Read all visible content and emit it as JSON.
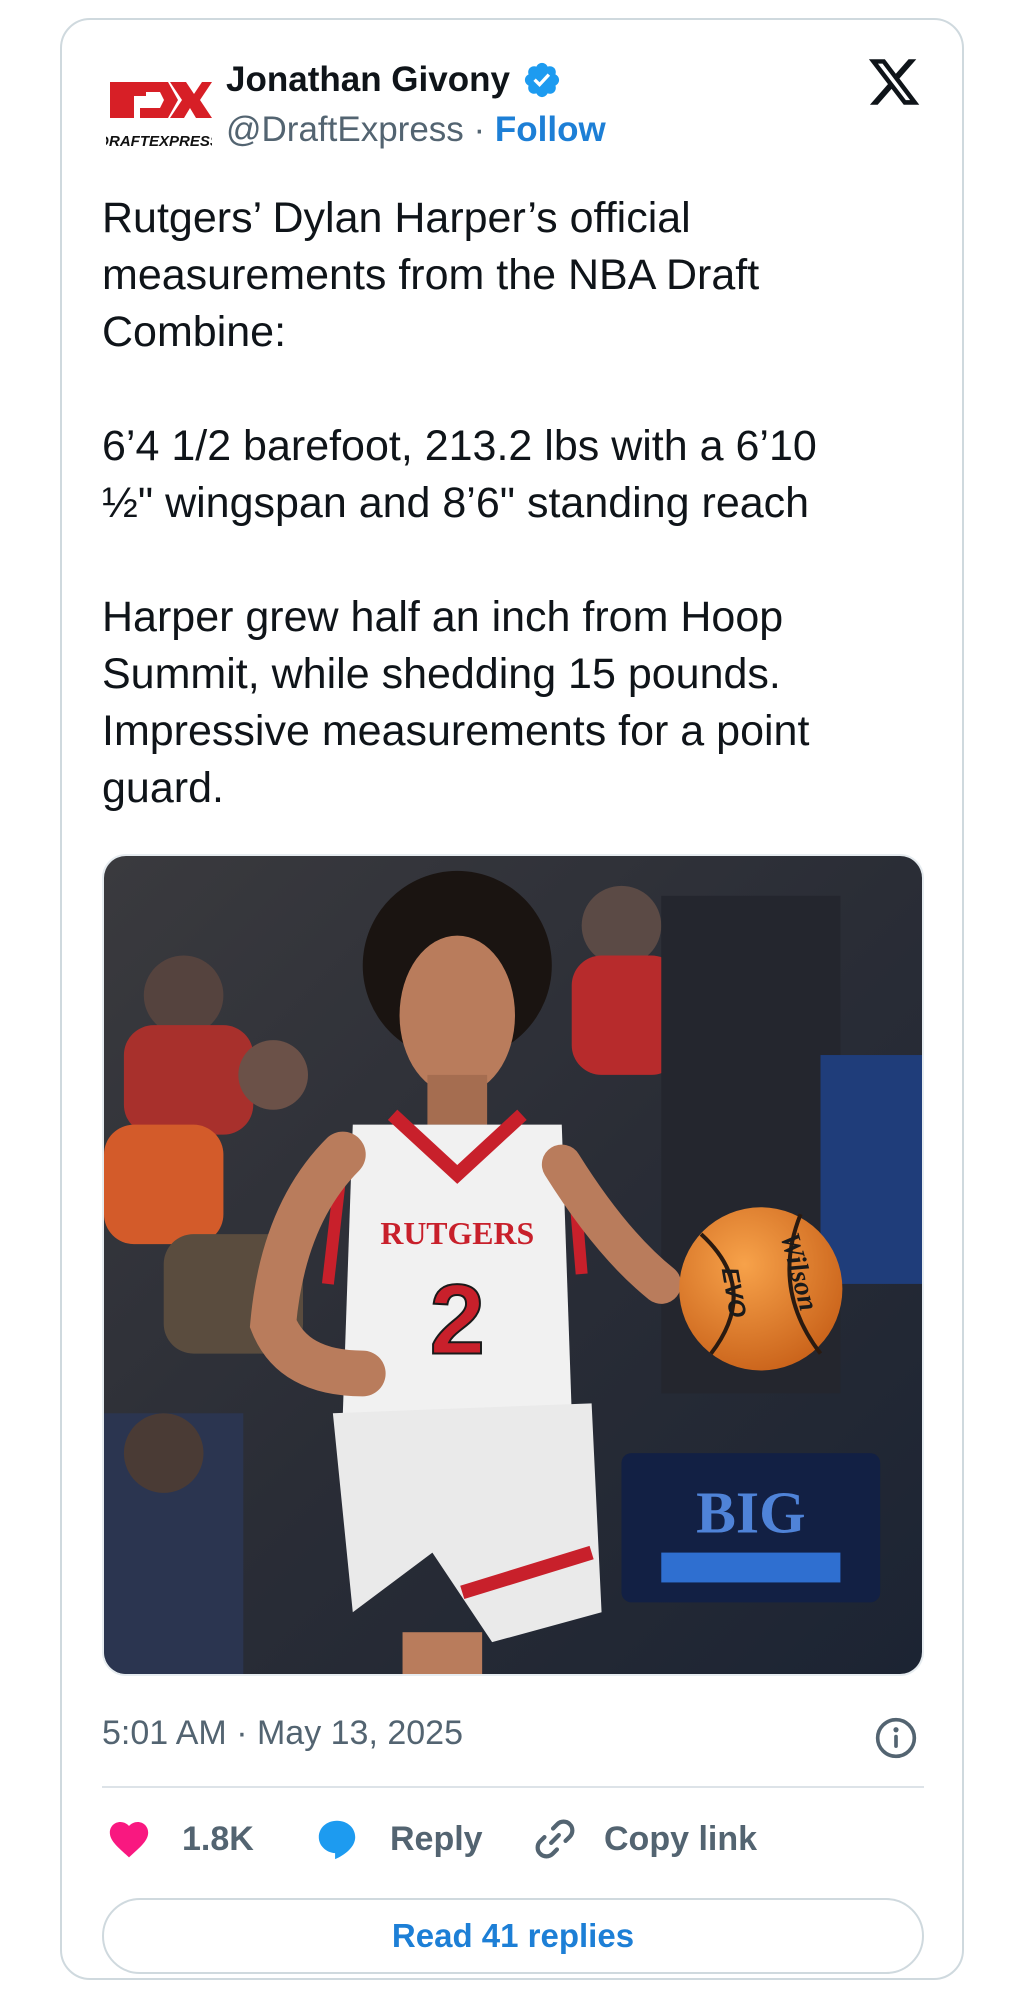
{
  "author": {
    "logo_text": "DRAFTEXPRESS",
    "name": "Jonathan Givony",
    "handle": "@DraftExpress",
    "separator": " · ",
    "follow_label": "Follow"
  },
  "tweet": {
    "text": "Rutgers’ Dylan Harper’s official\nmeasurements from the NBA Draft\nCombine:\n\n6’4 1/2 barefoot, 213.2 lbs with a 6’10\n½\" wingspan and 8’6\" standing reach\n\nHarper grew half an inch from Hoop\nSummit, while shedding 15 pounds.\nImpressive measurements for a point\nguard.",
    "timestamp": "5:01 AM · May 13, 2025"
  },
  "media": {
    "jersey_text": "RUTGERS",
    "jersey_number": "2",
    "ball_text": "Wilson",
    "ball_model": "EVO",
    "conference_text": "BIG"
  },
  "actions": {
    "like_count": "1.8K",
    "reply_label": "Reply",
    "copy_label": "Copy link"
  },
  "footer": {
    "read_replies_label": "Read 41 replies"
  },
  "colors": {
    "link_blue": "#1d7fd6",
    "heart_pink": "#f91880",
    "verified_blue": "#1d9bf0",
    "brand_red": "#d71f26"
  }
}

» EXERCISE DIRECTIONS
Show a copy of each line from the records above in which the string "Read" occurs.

» FINAL ANSWER
Read all visible content and emit it as JSON.
    "read_replies_label": "Read 41 replies"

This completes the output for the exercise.